What this means:
With IEC, you can build it anyway you want too as long as it passes the tests. NEMA on the other hand, basically says that if you build it a certain way, it will perform a certain way.
Short circuit calculations for IEC are based on IEC 60909, which is the European methods, versus IEEE short circuit calculations. The impact is dramatic, and the short circuit numbers from the analysis mean completely different things. Therefore, you CAN NOT, and I will repeat, you CAN NOT use equipment with an IEC rating in place of NEMA rated equipment unless it has a dual rating. There is not a "factor' that can be applied to go from one to the other. Many IEEE papers have been written dispelling this myth.

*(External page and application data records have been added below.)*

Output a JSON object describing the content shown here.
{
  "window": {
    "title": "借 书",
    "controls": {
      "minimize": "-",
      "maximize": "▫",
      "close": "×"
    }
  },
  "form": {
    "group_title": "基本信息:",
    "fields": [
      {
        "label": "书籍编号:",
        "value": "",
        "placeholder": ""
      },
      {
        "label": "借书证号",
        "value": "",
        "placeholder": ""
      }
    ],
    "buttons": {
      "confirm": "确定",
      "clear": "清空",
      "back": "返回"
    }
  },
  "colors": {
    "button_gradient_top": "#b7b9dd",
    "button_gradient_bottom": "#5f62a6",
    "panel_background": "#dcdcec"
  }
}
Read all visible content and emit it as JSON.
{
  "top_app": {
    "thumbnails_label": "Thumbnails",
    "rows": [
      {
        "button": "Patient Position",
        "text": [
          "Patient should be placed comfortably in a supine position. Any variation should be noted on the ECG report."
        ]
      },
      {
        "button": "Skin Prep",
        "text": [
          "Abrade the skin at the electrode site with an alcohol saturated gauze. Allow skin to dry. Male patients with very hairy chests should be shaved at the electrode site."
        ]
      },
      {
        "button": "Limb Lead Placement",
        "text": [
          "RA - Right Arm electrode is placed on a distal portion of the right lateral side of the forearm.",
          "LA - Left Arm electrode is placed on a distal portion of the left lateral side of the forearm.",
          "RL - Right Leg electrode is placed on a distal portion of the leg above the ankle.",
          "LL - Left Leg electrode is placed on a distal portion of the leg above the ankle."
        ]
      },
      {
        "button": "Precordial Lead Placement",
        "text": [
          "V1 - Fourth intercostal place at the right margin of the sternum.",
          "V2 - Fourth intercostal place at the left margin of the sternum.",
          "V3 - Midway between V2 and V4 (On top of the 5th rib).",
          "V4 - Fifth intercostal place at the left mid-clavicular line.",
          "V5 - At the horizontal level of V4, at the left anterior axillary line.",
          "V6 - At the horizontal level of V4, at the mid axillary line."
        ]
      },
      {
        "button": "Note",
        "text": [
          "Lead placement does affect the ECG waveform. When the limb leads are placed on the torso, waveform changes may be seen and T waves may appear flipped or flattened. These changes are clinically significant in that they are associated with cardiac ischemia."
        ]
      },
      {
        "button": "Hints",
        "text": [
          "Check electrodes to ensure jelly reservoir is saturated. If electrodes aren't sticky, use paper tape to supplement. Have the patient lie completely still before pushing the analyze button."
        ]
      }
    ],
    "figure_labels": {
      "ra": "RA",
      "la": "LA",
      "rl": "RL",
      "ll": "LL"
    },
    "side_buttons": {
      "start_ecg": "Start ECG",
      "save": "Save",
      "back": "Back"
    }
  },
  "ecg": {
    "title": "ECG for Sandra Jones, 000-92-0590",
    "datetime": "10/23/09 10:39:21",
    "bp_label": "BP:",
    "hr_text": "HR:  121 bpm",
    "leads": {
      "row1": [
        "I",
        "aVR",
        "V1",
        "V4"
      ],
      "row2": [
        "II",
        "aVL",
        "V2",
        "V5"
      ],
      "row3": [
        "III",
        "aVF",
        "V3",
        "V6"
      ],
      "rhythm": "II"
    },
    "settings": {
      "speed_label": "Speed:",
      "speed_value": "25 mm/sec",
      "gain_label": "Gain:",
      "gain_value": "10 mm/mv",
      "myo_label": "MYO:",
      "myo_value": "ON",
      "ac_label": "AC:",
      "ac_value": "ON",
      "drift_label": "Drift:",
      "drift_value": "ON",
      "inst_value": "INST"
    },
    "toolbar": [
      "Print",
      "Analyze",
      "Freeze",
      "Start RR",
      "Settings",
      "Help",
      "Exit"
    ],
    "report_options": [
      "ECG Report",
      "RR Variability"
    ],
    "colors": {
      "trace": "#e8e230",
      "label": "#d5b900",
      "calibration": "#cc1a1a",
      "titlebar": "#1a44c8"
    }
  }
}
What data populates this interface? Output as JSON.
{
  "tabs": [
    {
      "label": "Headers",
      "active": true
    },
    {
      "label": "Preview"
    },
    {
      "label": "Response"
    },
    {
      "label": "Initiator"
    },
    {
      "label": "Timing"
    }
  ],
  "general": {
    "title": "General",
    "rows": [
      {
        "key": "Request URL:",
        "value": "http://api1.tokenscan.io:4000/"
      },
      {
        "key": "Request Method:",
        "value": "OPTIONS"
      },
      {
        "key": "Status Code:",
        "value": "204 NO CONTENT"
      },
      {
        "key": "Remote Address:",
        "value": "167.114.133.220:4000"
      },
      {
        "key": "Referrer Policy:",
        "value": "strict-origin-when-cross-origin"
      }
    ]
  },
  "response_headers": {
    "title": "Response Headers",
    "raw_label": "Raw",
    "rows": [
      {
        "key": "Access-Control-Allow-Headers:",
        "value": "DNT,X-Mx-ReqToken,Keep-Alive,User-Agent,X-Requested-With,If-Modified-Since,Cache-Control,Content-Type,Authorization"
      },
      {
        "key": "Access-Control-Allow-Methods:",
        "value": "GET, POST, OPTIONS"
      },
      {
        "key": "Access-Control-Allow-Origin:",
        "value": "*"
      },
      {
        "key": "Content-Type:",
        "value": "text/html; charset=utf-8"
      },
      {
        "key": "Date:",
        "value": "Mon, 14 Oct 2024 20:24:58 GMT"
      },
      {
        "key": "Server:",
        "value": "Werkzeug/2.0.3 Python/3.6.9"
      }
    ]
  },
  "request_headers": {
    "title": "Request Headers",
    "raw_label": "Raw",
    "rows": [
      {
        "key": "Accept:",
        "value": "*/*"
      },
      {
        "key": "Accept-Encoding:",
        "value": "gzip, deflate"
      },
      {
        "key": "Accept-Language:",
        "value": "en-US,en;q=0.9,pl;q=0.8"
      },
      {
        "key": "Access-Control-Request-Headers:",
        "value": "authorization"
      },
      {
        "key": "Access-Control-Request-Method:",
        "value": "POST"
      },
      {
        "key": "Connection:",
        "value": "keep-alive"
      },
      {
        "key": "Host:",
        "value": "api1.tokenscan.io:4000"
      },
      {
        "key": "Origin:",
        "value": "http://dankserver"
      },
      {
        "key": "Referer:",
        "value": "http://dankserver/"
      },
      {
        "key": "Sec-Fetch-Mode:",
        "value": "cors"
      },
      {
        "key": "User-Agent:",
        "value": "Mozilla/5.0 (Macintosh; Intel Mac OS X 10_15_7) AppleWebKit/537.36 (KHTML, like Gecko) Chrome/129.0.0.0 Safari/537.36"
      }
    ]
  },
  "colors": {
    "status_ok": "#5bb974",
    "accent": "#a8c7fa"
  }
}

A few years back, there was a fuse manufacturer going around and showing people, by use of a video, that the IEC equipment was cheap, and could not withstand the same fault current as NEMA equipment and that's why you needed to use fuses in place of a breaker.
The fact was, that they were showing you e.g. a motor starter that had say a 65kA rating in IEC, and a 65kA NEMA starter and the IEC equipment was destructing. The reason, 65kA in IEC does not mean the same as 65kA in NEMA.
More and more manufacturers are coming out with dual rating equipment. Many manufacturers, for example Schneider Electric a.k.a Square D, bought companies so they could specifically offer both lines. GE did the same thing. But the bottom line, is that if doesn't have a NEMA rating, it should not be UL approved, and therefore you should stay clear.
"Just because you're paranoid, doesn't mean they're not out to get you"